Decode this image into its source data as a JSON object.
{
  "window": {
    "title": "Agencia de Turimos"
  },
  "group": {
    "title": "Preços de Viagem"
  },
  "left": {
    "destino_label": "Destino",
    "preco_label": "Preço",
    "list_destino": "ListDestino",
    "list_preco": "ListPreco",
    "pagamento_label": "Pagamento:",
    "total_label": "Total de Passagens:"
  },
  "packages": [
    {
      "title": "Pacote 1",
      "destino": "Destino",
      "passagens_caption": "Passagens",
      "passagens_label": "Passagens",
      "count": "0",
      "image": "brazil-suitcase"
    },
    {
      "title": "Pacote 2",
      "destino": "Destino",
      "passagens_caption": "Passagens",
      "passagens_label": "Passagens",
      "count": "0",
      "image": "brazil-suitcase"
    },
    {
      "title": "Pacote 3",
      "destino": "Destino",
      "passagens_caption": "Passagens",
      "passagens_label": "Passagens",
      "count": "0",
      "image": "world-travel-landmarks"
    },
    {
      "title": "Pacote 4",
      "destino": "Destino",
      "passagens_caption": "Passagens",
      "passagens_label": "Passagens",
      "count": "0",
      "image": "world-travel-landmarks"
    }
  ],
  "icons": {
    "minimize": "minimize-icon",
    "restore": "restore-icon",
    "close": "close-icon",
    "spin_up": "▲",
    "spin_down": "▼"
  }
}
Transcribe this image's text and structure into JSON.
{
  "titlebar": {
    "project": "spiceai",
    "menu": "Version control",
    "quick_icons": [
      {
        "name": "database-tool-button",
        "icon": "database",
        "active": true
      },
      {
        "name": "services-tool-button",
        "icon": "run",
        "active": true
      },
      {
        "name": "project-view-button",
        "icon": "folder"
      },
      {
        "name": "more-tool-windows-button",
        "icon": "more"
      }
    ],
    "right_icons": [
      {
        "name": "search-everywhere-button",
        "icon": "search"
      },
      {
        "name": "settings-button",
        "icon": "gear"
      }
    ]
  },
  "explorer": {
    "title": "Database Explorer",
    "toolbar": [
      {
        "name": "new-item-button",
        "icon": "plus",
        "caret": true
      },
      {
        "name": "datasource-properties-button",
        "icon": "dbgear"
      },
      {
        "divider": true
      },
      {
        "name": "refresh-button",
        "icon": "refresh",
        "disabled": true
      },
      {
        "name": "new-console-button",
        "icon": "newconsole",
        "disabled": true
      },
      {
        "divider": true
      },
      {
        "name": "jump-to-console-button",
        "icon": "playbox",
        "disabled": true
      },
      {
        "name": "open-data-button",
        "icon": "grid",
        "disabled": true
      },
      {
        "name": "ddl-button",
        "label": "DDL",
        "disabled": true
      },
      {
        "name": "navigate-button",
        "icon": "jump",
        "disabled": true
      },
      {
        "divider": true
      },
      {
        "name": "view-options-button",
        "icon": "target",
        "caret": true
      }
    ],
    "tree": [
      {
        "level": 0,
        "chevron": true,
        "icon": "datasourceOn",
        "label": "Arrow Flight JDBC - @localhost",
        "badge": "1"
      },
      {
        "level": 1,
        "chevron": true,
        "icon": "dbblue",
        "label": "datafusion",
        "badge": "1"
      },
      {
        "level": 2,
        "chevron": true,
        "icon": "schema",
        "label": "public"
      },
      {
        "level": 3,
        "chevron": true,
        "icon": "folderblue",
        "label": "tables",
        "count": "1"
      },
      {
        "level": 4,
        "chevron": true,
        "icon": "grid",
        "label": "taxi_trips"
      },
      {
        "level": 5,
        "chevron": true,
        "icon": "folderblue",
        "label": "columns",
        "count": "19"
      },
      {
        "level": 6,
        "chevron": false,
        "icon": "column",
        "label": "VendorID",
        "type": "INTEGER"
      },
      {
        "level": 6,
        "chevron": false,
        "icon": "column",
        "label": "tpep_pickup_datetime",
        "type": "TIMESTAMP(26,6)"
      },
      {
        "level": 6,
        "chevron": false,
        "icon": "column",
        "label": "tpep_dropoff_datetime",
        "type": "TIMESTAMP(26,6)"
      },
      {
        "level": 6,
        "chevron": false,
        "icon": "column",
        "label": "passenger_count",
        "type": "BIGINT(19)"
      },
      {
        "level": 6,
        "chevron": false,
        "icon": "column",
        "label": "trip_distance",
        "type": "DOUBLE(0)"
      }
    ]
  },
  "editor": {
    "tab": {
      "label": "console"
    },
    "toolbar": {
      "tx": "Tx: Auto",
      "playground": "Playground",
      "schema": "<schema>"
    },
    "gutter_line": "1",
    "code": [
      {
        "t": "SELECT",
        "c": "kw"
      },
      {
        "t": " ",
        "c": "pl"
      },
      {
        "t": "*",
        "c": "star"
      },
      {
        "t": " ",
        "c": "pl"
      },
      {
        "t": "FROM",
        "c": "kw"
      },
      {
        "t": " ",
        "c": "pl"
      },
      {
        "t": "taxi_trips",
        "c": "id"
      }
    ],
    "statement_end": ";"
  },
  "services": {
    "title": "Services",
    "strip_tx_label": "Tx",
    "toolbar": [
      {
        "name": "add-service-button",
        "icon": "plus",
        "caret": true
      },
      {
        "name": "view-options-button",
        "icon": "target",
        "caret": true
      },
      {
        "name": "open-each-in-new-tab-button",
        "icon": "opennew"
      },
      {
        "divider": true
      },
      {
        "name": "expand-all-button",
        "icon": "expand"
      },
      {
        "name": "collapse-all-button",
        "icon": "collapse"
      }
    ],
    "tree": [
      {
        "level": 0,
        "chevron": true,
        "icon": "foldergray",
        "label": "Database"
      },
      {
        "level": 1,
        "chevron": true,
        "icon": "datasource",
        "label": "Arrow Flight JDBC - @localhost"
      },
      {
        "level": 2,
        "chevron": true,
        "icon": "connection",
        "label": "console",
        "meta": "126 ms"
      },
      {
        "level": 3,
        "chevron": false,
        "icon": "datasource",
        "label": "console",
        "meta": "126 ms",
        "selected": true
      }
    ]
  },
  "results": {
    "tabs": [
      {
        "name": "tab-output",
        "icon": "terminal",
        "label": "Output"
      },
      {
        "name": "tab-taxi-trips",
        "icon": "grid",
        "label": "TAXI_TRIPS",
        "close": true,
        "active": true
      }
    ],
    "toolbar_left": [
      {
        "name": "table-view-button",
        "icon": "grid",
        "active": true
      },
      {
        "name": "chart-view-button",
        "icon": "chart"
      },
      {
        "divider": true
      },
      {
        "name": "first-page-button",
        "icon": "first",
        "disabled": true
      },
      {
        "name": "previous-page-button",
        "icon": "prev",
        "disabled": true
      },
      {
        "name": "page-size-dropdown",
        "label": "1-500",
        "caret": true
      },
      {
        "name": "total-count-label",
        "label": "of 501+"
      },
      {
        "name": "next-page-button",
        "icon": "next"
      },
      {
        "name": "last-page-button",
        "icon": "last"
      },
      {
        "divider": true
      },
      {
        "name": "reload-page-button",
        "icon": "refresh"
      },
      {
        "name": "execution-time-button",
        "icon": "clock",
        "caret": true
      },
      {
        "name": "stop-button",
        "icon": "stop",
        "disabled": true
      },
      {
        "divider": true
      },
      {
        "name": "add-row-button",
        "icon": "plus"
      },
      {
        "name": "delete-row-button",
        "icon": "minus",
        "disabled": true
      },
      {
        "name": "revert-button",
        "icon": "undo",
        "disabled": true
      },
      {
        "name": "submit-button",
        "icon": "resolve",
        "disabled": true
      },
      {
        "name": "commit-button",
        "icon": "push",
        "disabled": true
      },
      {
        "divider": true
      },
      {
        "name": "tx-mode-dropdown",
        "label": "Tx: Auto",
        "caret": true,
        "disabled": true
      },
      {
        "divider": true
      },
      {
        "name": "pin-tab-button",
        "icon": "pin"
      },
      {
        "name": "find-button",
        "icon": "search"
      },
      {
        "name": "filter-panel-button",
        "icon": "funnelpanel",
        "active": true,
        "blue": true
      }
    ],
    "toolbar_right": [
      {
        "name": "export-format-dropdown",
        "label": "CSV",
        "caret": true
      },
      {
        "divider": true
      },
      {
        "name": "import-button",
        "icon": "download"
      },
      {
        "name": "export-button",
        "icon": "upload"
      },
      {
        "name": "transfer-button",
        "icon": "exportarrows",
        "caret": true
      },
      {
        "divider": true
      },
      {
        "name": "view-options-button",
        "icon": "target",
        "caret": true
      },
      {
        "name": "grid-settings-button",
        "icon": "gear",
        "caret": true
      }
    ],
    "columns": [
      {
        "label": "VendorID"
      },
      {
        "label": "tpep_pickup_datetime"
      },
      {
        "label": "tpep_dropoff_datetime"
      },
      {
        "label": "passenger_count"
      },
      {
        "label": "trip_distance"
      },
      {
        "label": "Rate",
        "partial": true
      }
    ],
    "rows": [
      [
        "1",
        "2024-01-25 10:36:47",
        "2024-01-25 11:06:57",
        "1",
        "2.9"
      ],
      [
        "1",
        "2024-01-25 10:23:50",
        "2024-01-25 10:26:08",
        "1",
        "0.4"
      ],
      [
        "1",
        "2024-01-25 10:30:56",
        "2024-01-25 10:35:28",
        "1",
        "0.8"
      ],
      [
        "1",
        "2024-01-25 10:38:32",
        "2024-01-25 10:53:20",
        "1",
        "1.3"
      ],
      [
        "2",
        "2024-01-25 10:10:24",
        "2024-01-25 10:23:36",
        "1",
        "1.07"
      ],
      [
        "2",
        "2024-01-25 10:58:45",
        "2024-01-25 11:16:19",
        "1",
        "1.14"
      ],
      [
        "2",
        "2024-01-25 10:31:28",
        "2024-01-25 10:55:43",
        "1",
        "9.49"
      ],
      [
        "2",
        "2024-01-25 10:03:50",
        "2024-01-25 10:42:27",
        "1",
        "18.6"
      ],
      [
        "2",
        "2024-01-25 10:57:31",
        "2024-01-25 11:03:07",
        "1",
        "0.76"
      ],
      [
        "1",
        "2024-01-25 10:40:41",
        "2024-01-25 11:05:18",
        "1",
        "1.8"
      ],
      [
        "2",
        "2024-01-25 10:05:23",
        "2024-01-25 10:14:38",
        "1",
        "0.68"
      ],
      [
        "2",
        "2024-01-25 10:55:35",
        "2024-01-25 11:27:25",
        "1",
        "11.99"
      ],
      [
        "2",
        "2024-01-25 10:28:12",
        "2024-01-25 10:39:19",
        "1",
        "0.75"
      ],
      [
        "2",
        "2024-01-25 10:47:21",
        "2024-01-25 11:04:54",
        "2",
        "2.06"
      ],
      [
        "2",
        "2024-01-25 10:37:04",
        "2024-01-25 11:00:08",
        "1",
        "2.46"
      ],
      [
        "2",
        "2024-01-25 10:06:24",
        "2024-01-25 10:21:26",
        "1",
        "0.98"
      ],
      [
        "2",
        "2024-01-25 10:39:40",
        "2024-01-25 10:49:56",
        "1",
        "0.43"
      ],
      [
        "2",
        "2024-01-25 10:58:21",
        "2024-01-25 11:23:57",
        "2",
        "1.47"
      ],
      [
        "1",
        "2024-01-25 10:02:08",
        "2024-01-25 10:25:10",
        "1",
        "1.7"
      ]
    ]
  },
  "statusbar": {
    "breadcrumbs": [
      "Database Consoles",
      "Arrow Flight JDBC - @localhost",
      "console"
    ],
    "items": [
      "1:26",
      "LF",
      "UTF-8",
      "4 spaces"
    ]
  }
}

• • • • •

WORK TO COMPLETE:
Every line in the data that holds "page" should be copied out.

SOLUTION TO THIS PROBLEM:
        "name": "first-page-button",
        "name": "previous-page-button",
        "name": "page-size-dropdown",
        "name": "next-page-button",
        "name": "last-page-button",
        "name": "reload-page-button",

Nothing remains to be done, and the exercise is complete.